- Consider ways to avoid putting your teen on the defensive. Naturally, you can't be sure how they will react when you ask about their mental health. But fair, factual statements are usually best. Instead of saying, "You've been acting strange these past few weeks," you could start with an example: "I noticed you hate coming down to dinner lately – and you don't seem hungry at other times. I wondered if something in your life is making it hard for you to enjoy the stuff you usually love, like my killer oatmeal cookies."
- Accept some silence. Your child might not know what to say, especially if they've been trying to hide their feelings or manage things independently. People having mental health struggles often feel shame and fear on top of everything else. This can make it hard to open up to anyone (even someone they trust). Although you're worried, you can wait for them to think about what they want you to know. If they don't return to you independently, restart the conversation in a few days.
- Realize that mental health stigma still exists. Despite much progress, some people still believe that having a mental health condition means someone is broken, untrustworthy or potentially violent. Many don't seek mental health treatment because they fear what others will think of them.
Additional points to keep in mind:

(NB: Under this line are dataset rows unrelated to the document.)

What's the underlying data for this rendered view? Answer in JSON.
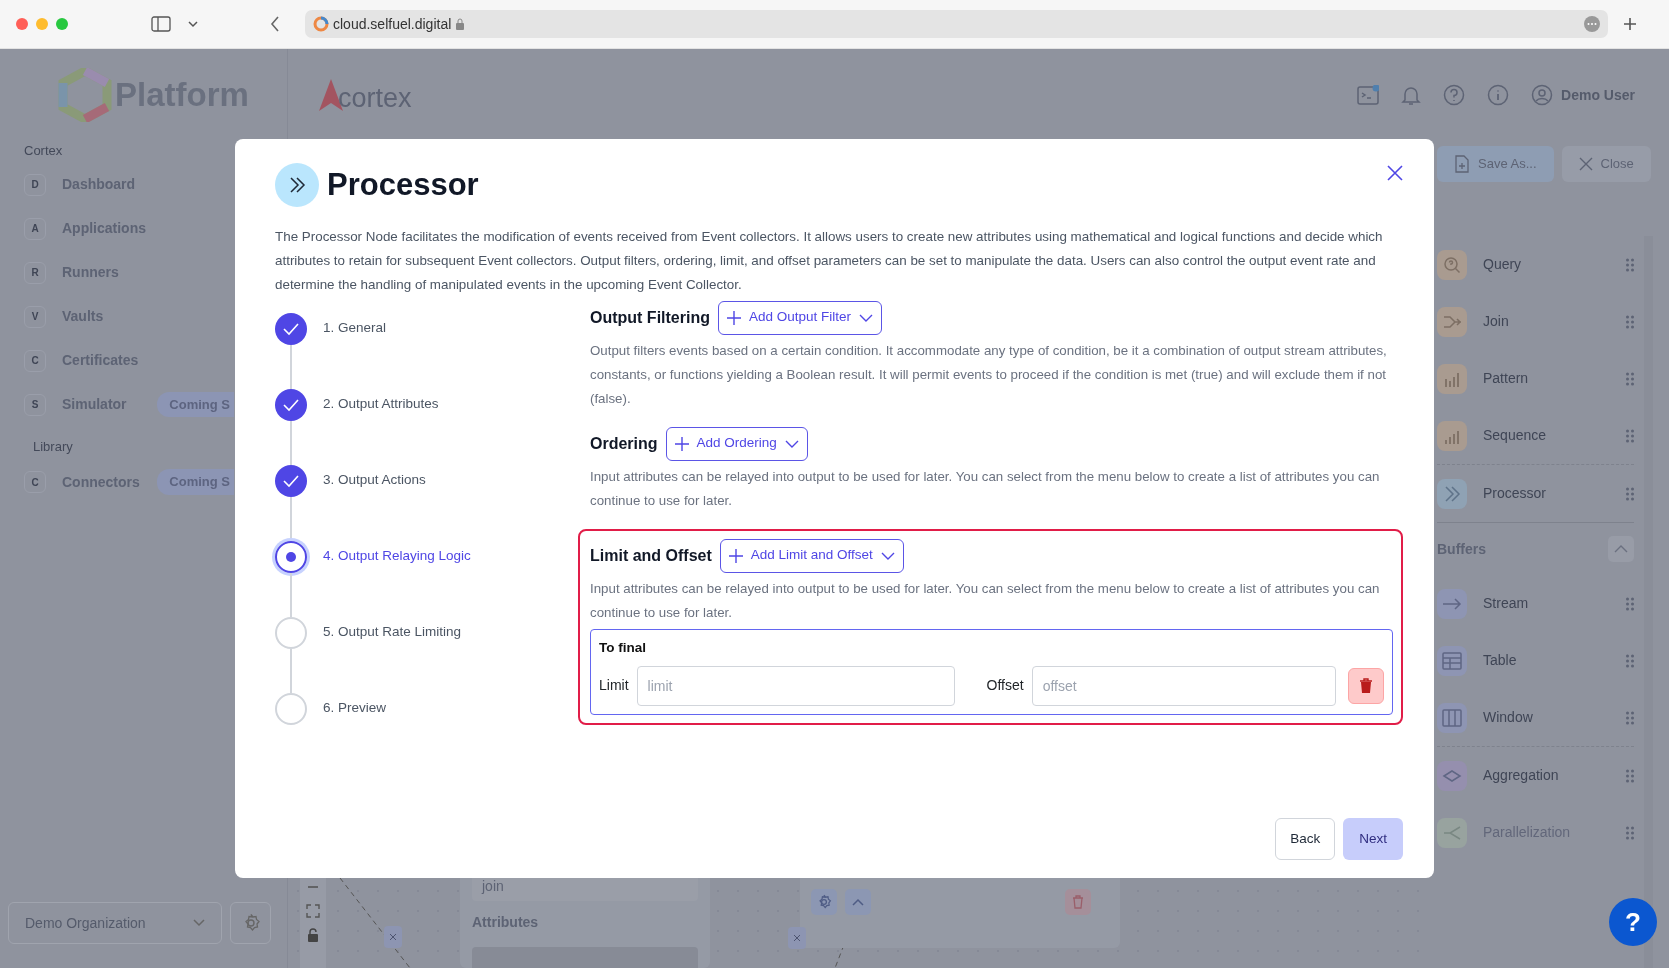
{
  "browser": {
    "url": "cloud.selfuel.digital"
  },
  "header": {
    "logo": "Platform",
    "product": "cortex",
    "user": "Demo User"
  },
  "sidebar": {
    "sections": [
      {
        "title": "Cortex",
        "items": [
          {
            "letter": "D",
            "label": "Dashboard"
          },
          {
            "letter": "A",
            "label": "Applications"
          },
          {
            "letter": "R",
            "label": "Runners"
          },
          {
            "letter": "V",
            "label": "Vaults"
          },
          {
            "letter": "C",
            "label": "Certificates"
          },
          {
            "letter": "S",
            "label": "Simulator",
            "badge": "Coming S"
          }
        ]
      },
      {
        "title": "Library",
        "items": [
          {
            "letter": "C",
            "label": "Connectors",
            "badge": "Coming S"
          }
        ]
      }
    ],
    "organization": "Demo Organization"
  },
  "toolbar": {
    "buttons": [
      {
        "label": "Save As...",
        "kind": "save"
      },
      {
        "label": "Close",
        "kind": "close"
      }
    ]
  },
  "palette": {
    "groups": [
      {
        "items": [
          {
            "label": "Query",
            "kind": "query",
            "color": "#a99b90",
            "disabled": false
          },
          {
            "label": "Join",
            "kind": "join",
            "color": "#a99b90",
            "disabled": false
          },
          {
            "label": "Pattern",
            "kind": "pattern",
            "color": "#a99b90",
            "disabled": false
          },
          {
            "label": "Sequence",
            "kind": "sequence",
            "color": "#a99b90",
            "disabled": false
          }
        ]
      },
      {
        "items": [
          {
            "label": "Processor",
            "kind": "processor",
            "color": "#8fa2b4",
            "disabled": false
          }
        ]
      },
      {
        "title": "Buffers",
        "expanded": true,
        "items": [
          {
            "label": "Stream",
            "kind": "stream",
            "color": "#8e95b3",
            "disabled": false
          },
          {
            "label": "Table",
            "kind": "table",
            "color": "#8e95b3",
            "disabled": false
          },
          {
            "label": "Window",
            "kind": "window",
            "color": "#8e95b3",
            "disabled": false
          }
        ]
      },
      {
        "items": [
          {
            "label": "Aggregation",
            "kind": "aggregation",
            "color": "#958fae",
            "disabled": false
          },
          {
            "label": "Parallelization",
            "kind": "parallelization",
            "color": "#8fa69e",
            "disabled": true
          }
        ]
      }
    ]
  },
  "canvas": {
    "node_name": "join",
    "section": "Attributes"
  },
  "modal": {
    "title": "Processor",
    "description": "The Processor Node facilitates the modification of events received from Event collectors. It allows users to create new attributes using mathematical and logical functions and decide which attributes to retain for subsequent Event collectors. Output filters, ordering, limit, and offset parameters can be set to manipulate the data. Users can also control the output event rate and determine the handling of manipulated events in the upcoming Event Collector.",
    "steps": [
      {
        "label": "1. General",
        "completed": true,
        "selected": false
      },
      {
        "label": "2. Output Attributes",
        "completed": true,
        "selected": false
      },
      {
        "label": "3. Output Actions",
        "completed": true,
        "selected": false
      },
      {
        "label": "4. Output Relaying Logic",
        "completed": false,
        "selected": true
      },
      {
        "label": "5. Output Rate Limiting",
        "completed": false,
        "selected": false
      },
      {
        "label": "6. Preview",
        "completed": false,
        "selected": false
      }
    ],
    "sections": [
      {
        "title": "Output Filtering",
        "button": "Add Output Filter",
        "highlighted": false,
        "description": "Output filters events based on a certain condition. It accommodate any type of condition, be it a combination of output stream attributes, constants, or functions yielding a Boolean result. It will permit events to proceed if the condition is met (true) and will exclude them if not (false)."
      },
      {
        "title": "Ordering",
        "button": "Add Ordering",
        "highlighted": false,
        "description": "Input attributes can be relayed into output to be used for later. You can select from the menu below to create a list of attributes you can continue to use for later."
      },
      {
        "title": "Limit and Offset",
        "button": "Add Limit and Offset",
        "highlighted": true,
        "description": "Input attributes can be relayed into output to be used for later. You can select from the menu below to create a list of attributes you can continue to use for later.",
        "entries": [
          {
            "title": "To final",
            "limit_label": "Limit",
            "limit_placeholder": "limit",
            "offset_label": "Offset",
            "offset_placeholder": "offset"
          }
        ]
      }
    ],
    "buttons": [
      {
        "label": "Back",
        "kind": "secondary"
      },
      {
        "label": "Next",
        "kind": "primary"
      }
    ]
  },
  "help_button": "?"
}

- Mental health is a key part of human health. Caregivers and teens do not need to feel ashamed or fearful in seeking treatment. It's no different from getting care for a broken bone, a serious infection, or other health concerns.
- Try not to blame yourself for your child's struggles. Life is hard, and kids are doing their best to manage the pressures they face (just as you are, too). Show compassion for yourself and your child as you move forward.
- Even if you have a history of mental health issues, you are not the root cause of your child's difficulties. Showing love, trust and respect for yourself and your teen is the healthiest way to ensure you both find the necessary resources.
Are there any resources available?
If you or someone you know has a mental illness, is struggling emotionally, or has concerns about their mental health, there are ways to get help. Use these resources to find support for your teen, a friend or a family member.
- National Suicide & Crisis Lifeline
- Call 988
- Text “TALK” to 741741
- Trevor Project (support for LGBTQIA+ youth)
- The Check-In Project (mental health resources for parents)
- Common Sense Media
To schedule your own interview with Dr. Angelia Spurgin, pediatric psychologist, .